Establishing Partnerships With communities and with our Aboriginal colleagues who conduct aspects of the qualitative research collection Developing relationships within which to negotiate the values, conceptual frameworks, methodologies, and control of research, as well as for deciding issues of ownership and dissemination of knowledge. These partnerships require that Recognition, Relevance, Respect, and Reciprocity are valued by all parties and characteristics of the research practice.
Chief InvestigatorProject Dawn BessarabDeveloping a Family Assessment tool to include family in an individuals treatment program with Milliya Rumurra a Aboriginal community based rehabilitation centre for Alcohol and Drugs in Broome. Roz WalkerStrengthening Maternal and Child Health in the Pilbara Embedding cultural competence in the health sector Rhonda Marriott (FS JC & RW) Promoting positive perinatal mental health, parenting, cultural and spiritual wellbeing, and resilience in young Aboriginal parents residing in three locations in Western Australia. Cultural security of Aboriginal mothers birthing in urban maternity facilities and the cultural competency, workforce and education needs of midwives.

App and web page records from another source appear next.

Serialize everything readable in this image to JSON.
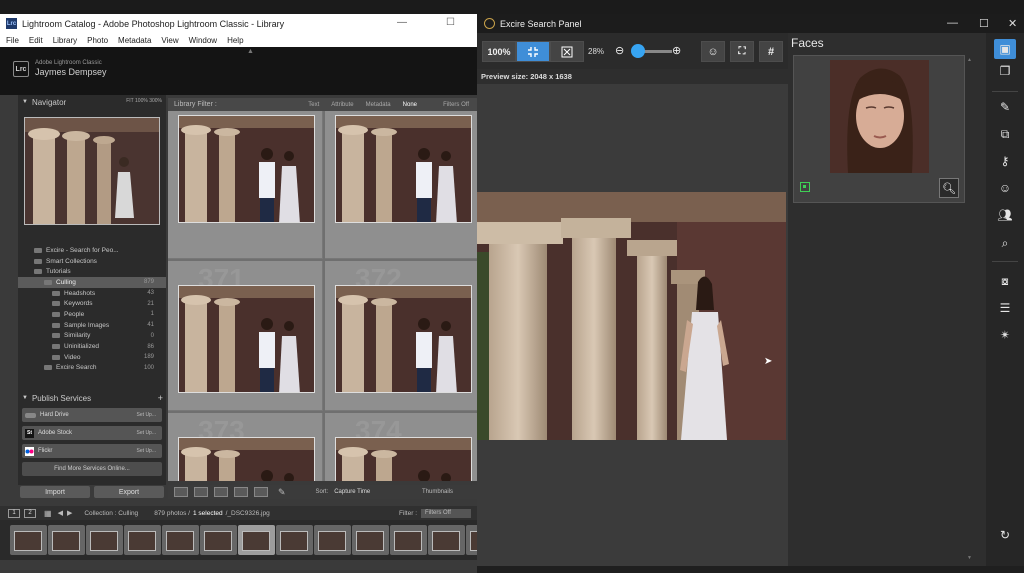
{
  "lightroom": {
    "window_title": "Lightroom Catalog - Adobe Photoshop Lightroom Classic - Library",
    "app_icon": "Lrc",
    "menu": [
      "File",
      "Edit",
      "Library",
      "Photo",
      "Metadata",
      "View",
      "Window",
      "Help"
    ],
    "identity": {
      "badge": "Lrc",
      "app_name": "Adobe Lightroom Classic",
      "user_name": "Jaymes Dempsey"
    },
    "navigator": {
      "title": "Navigator",
      "zoom_options": "FIT   100%   300%"
    },
    "folders": [
      {
        "name": "Excire - Search for Peo...",
        "count": ""
      },
      {
        "name": "Smart Collections",
        "count": ""
      },
      {
        "name": "Tutorials",
        "count": ""
      },
      {
        "name": "Culling",
        "count": "879",
        "selected": true
      },
      {
        "name": "Headshots",
        "count": "43"
      },
      {
        "name": "Keywords",
        "count": "21"
      },
      {
        "name": "People",
        "count": "1"
      },
      {
        "name": "Sample Images",
        "count": "41"
      },
      {
        "name": "Similarity",
        "count": "0"
      },
      {
        "name": "Uninitialized",
        "count": "86"
      },
      {
        "name": "Video",
        "count": "189"
      },
      {
        "name": "Excire Search",
        "count": "100"
      }
    ],
    "publish": {
      "title": "Publish Services",
      "services": [
        {
          "name": "Hard Drive",
          "action": "Set Up...",
          "icon": "hard-drive-icon"
        },
        {
          "name": "Adobe Stock",
          "action": "Set Up...",
          "icon": "adobe-stock-icon",
          "badge": "St"
        },
        {
          "name": "Flickr",
          "action": "Set Up...",
          "icon": "flickr-icon"
        }
      ],
      "find_more": "Find More Services Online..."
    },
    "import_label": "Import",
    "export_label": "Export",
    "filter_bar": {
      "title": "Library Filter :",
      "options": [
        "Text",
        "Attribute",
        "Metadata",
        "None"
      ],
      "selected": "None",
      "filters_off": "Filters Off"
    },
    "grid_cells": [
      "",
      "",
      "",
      "",
      "371",
      "372",
      "",
      "373",
      "374"
    ],
    "toolbar": {
      "sort_label": "Sort:",
      "sort_value": "Capture Time",
      "thumbnails_label": "Thumbnails"
    },
    "filmstrip_header": {
      "pages": [
        "1",
        "2"
      ],
      "breadcrumb": "Collection : Culling",
      "count": "879 photos /",
      "selected": "1 selected",
      "filename": "/_DSC9326.jpg",
      "filter_label": "Filter :",
      "filter_value": "Filters Off"
    },
    "filmstrip_count": 13,
    "filmstrip_selected_index": 6
  },
  "excire": {
    "window_title": "Excire Search Panel",
    "toolbar": {
      "zoom_100": "100%",
      "zoom_value": "28%",
      "zoom_fraction": 0.1,
      "buttons": [
        "fit-icon",
        "fill-icon",
        "zoom-out-icon",
        "zoom-in-icon",
        "face-detect-icon",
        "frame-icon",
        "grid-icon"
      ]
    },
    "preview_size": "Preview size: 2048 x 1638",
    "faces": {
      "title": "Faces"
    },
    "sidebar_icons": [
      "image-icon",
      "collection-icon",
      "edit-icon",
      "duplicate-icon",
      "key-icon",
      "face-icon",
      "people-icon",
      "search-icon",
      "image-search-icon",
      "sort-icon",
      "magic-icon",
      "refresh-icon"
    ],
    "colors": {
      "accent": "#3f8ed8",
      "face_marker": "#3fcf55"
    }
  }
}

Julie CoffinSKSS Bullying Prevention Project Extension: Formative Social Marketing Campaign (SKSSII) Cultural Security across the health sector Pat DudgeonNational Empowerment (Mental Health and social and emotional wellbeing and policy advocacy
Practical examples Research using a strength-based approach to support and enhance the protective elements of good family functioning Holistic programs that work to simultaneously to strengthen Aboriginal family functioning and address risk factors
Key Findings and Challenges Indigenous culture, social reality and living circumstances add a layer of complexity when considering the broader influences when doing research in Aboriginal communities Indigenous people live in very diverse situations and settings – urban, remote and isolated Aboriginal communities of Australia Strategies need to be context-specific and therefore need consideration of the local situation.
Key findings and challenges Working with multiple stakeholders and their different agendas (including territory) Navigating the community politics Keeping the community involved Working with funders and other personnel to understand the issues and to agree to context relevant/appropriate measures of success
Key research challenges Keeping the project focused; staying on track; managing competing expectations; once people in the community raise issues they want something done; managing different role/relationship expectations (what do you with some of the stories people share).
Challenges These partnership processes can also be ambiguous, arduous and time consuming to get it right when working with Aboriginal communities – a fact that many funding bodies, grant institutions and ethic committees often fail to grasp.
Challenges What do we do with the hard stuff- the moral/ethical dilemmas; Working out when to take up advocacy work
Where to from here? So the challenge and opportunities for all of us is to determine how can we work together in ways that are empowering – that support both cultural continuity, connection and strengthen the capacity and capability of individuals and communities